▶ _What is needed_:
Without changing a character, output all of the records.

==== Record extracts

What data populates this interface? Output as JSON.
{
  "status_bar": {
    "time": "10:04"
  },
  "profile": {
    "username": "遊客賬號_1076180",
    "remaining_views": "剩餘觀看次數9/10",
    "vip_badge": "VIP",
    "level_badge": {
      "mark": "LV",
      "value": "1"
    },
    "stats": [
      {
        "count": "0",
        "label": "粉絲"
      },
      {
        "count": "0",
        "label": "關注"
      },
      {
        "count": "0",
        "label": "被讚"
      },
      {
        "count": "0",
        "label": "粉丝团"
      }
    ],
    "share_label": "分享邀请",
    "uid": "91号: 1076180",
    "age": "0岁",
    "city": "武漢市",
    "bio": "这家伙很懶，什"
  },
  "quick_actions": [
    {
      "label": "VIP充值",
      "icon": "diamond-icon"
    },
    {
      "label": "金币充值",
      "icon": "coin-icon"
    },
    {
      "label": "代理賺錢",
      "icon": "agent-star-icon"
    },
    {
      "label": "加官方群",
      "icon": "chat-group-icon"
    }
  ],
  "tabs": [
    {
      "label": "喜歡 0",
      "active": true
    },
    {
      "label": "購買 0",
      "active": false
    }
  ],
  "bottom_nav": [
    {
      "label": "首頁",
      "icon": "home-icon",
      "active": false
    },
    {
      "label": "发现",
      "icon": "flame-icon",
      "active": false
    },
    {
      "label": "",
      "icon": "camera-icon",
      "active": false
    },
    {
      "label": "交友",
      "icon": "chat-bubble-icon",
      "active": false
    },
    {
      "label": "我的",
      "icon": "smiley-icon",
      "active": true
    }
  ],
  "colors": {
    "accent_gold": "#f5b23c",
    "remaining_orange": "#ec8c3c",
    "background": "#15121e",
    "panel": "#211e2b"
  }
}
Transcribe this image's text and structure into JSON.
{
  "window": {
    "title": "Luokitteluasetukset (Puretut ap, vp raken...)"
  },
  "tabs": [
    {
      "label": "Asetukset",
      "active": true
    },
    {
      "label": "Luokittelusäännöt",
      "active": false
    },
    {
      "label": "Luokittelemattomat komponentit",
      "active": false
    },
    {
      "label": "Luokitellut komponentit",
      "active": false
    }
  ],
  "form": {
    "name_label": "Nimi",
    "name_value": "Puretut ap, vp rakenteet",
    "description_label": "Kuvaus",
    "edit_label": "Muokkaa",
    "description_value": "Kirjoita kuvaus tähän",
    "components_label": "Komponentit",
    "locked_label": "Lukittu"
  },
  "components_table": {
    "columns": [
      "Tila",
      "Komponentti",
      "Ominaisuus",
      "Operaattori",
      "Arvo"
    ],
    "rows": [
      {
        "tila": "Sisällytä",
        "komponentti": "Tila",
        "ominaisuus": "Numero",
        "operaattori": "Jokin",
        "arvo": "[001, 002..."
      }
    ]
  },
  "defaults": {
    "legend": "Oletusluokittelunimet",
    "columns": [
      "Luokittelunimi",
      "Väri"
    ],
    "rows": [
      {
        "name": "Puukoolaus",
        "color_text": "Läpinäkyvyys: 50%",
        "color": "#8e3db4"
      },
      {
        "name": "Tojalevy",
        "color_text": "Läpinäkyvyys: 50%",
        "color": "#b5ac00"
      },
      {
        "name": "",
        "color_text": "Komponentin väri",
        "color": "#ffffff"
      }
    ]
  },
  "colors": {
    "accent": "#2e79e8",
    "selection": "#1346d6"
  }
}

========

▶ _Task result_:
What data populates this interface? Output as JSON.
{
  "status_bar": {
    "time": "10:04"
  },
  "profile": {
    "username": "遊客賬號_1076180",
    "remaining_views": "剩餘觀看次數9/10",
    "vip_badge": "VIP",
    "level_badge": {
      "mark": "LV",
      "value": "1"
    },
    "stats": [
      {
        "count": "0",
        "label": "粉絲"
      },
      {
        "count": "0",
        "label": "關注"
      },
      {
        "count": "0",
        "label": "被讚"
      },
      {
        "count": "0",
        "label": "粉丝团"
      }
    ],
    "share_label": "分享邀请",
    "uid": "91号: 1076180",
    "age": "0岁",
    "city": "武漢市",
    "bio": "这家伙很懶，什"
  },
  "quick_actions": [
    {
      "label": "VIP充值",
      "icon": "diamond-icon"
    },
    {
      "label": "金币充值",
      "icon": "coin-icon"
    },
    {
      "label": "代理賺錢",
      "icon": "agent-star-icon"
    },
    {
      "label": "加官方群",
      "icon": "chat-group-icon"
    }
  ],
  "tabs": [
    {
      "label": "喜歡 0",
      "active": true
    },
    {
      "label": "購買 0",
      "active": false
    }
  ],
  "bottom_nav": [
    {
      "label": "首頁",
      "icon": "home-icon",
      "active": false
    },
    {
      "label": "发现",
      "icon": "flame-icon",
      "active": false
    },
    {
      "label": "",
      "icon": "camera-icon",
      "active": false
    },
    {
      "label": "交友",
      "icon": "chat-bubble-icon",
      "active": false
    },
    {
      "label": "我的",
      "icon": "smiley-icon",
      "active": true
    }
  ],
  "colors": {
    "accent_gold": "#f5b23c",
    "remaining_orange": "#ec8c3c",
    "background": "#15121e",
    "panel": "#211e2b"
  }
}
Transcribe this image's text and structure into JSON.
{
  "window": {
    "title": "Luokitteluasetukset (Puretut ap, vp raken...)"
  },
  "tabs": [
    {
      "label": "Asetukset",
      "active": true
    },
    {
      "label": "Luokittelusäännöt",
      "active": false
    },
    {
      "label": "Luokittelemattomat komponentit",
      "active": false
    },
    {
      "label": "Luokitellut komponentit",
      "active": false
    }
  ],
  "form": {
    "name_label": "Nimi",
    "name_value": "Puretut ap, vp rakenteet",
    "description_label": "Kuvaus",
    "edit_label": "Muokkaa",
    "description_value": "Kirjoita kuvaus tähän",
    "components_label": "Komponentit",
    "locked_label": "Lukittu"
  },
  "components_table": {
    "columns": [
      "Tila",
      "Komponentti",
      "Ominaisuus",
      "Operaattori",
      "Arvo"
    ],
    "rows": [
      {
        "tila": "Sisällytä",
        "komponentti": "Tila",
        "ominaisuus": "Numero",
        "operaattori": "Jokin",
        "arvo": "[001, 002..."
      }
    ]
  },
  "defaults": {
    "legend": "Oletusluokittelunimet",
    "columns": [
      "Luokittelunimi",
      "Väri"
    ],
    "rows": [
      {
        "name": "Puukoolaus",
        "color_text": "Läpinäkyvyys: 50%",
        "color": "#8e3db4"
      },
      {
        "name": "Tojalevy",
        "color_text": "Läpinäkyvyys: 50%",
        "color": "#b5ac00"
      },
      {
        "name": "",
        "color_text": "Komponentin väri",
        "color": "#ffffff"
      }
    ]
  },
  "colors": {
    "accent": "#2e79e8",
    "selection": "#1346d6"
  }
}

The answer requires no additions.